*** Opening of Extracted entries ***
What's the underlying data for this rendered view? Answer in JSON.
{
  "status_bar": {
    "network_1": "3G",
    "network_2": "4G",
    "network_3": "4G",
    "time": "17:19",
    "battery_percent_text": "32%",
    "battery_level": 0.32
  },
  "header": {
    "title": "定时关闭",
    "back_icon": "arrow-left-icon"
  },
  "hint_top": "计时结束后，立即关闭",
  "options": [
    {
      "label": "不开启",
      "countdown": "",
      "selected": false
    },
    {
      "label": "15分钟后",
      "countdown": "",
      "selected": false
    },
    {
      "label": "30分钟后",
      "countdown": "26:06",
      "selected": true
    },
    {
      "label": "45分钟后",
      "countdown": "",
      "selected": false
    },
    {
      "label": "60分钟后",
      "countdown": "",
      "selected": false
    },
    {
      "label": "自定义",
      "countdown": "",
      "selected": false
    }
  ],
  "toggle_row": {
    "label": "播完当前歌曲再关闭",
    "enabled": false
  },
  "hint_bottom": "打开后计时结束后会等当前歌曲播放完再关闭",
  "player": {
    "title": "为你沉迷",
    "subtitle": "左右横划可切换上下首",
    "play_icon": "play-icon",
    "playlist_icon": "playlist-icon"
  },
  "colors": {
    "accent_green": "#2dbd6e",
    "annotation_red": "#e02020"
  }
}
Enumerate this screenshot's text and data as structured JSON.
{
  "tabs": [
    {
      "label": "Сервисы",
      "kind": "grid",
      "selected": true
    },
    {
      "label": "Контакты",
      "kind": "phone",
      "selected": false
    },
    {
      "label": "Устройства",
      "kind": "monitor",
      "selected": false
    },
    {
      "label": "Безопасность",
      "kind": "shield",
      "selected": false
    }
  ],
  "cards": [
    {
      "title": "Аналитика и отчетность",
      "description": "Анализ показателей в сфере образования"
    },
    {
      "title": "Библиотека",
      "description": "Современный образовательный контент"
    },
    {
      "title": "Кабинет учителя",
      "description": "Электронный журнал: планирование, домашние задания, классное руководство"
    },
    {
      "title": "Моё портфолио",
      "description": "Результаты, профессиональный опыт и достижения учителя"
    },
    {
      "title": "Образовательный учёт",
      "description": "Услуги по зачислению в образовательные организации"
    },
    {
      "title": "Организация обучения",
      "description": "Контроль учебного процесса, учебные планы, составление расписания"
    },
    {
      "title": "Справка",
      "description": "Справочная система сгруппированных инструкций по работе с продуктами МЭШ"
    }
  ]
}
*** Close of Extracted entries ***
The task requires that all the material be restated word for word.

What's the underlying data for this rendered view? Answer in JSON.
{
  "status_bar": {
    "network_1": "3G",
    "network_2": "4G",
    "network_3": "4G",
    "time": "17:19",
    "battery_percent_text": "32%",
    "battery_level": 0.32
  },
  "header": {
    "title": "定时关闭",
    "back_icon": "arrow-left-icon"
  },
  "hint_top": "计时结束后，立即关闭",
  "options": [
    {
      "label": "不开启",
      "countdown": "",
      "selected": false
    },
    {
      "label": "15分钟后",
      "countdown": "",
      "selected": false
    },
    {
      "label": "30分钟后",
      "countdown": "26:06",
      "selected": true
    },
    {
      "label": "45分钟后",
      "countdown": "",
      "selected": false
    },
    {
      "label": "60分钟后",
      "countdown": "",
      "selected": false
    },
    {
      "label": "自定义",
      "countdown": "",
      "selected": false
    }
  ],
  "toggle_row": {
    "label": "播完当前歌曲再关闭",
    "enabled": false
  },
  "hint_bottom": "打开后计时结束后会等当前歌曲播放完再关闭",
  "player": {
    "title": "为你沉迷",
    "subtitle": "左右横划可切换上下首",
    "play_icon": "play-icon",
    "playlist_icon": "playlist-icon"
  },
  "colors": {
    "accent_green": "#2dbd6e",
    "annotation_red": "#e02020"
  }
}
Enumerate this screenshot's text and data as structured JSON.
{
  "tabs": [
    {
      "label": "Сервисы",
      "kind": "grid",
      "selected": true
    },
    {
      "label": "Контакты",
      "kind": "phone",
      "selected": false
    },
    {
      "label": "Устройства",
      "kind": "monitor",
      "selected": false
    },
    {
      "label": "Безопасность",
      "kind": "shield",
      "selected": false
    }
  ],
  "cards": [
    {
      "title": "Аналитика и отчетность",
      "description": "Анализ показателей в сфере образования"
    },
    {
      "title": "Библиотека",
      "description": "Современный образовательный контент"
    },
    {
      "title": "Кабинет учителя",
      "description": "Электронный журнал: планирование, домашние задания, классное руководство"
    },
    {
      "title": "Моё портфолио",
      "description": "Результаты, профессиональный опыт и достижения учителя"
    },
    {
      "title": "Образовательный учёт",
      "description": "Услуги по зачислению в образовательные организации"
    },
    {
      "title": "Организация обучения",
      "description": "Контроль учебного процесса, учебные планы, составление расписания"
    },
    {
      "title": "Справка",
      "description": "Справочная система сгруппированных инструкций по работе с продуктами МЭШ"
    }
  ]
}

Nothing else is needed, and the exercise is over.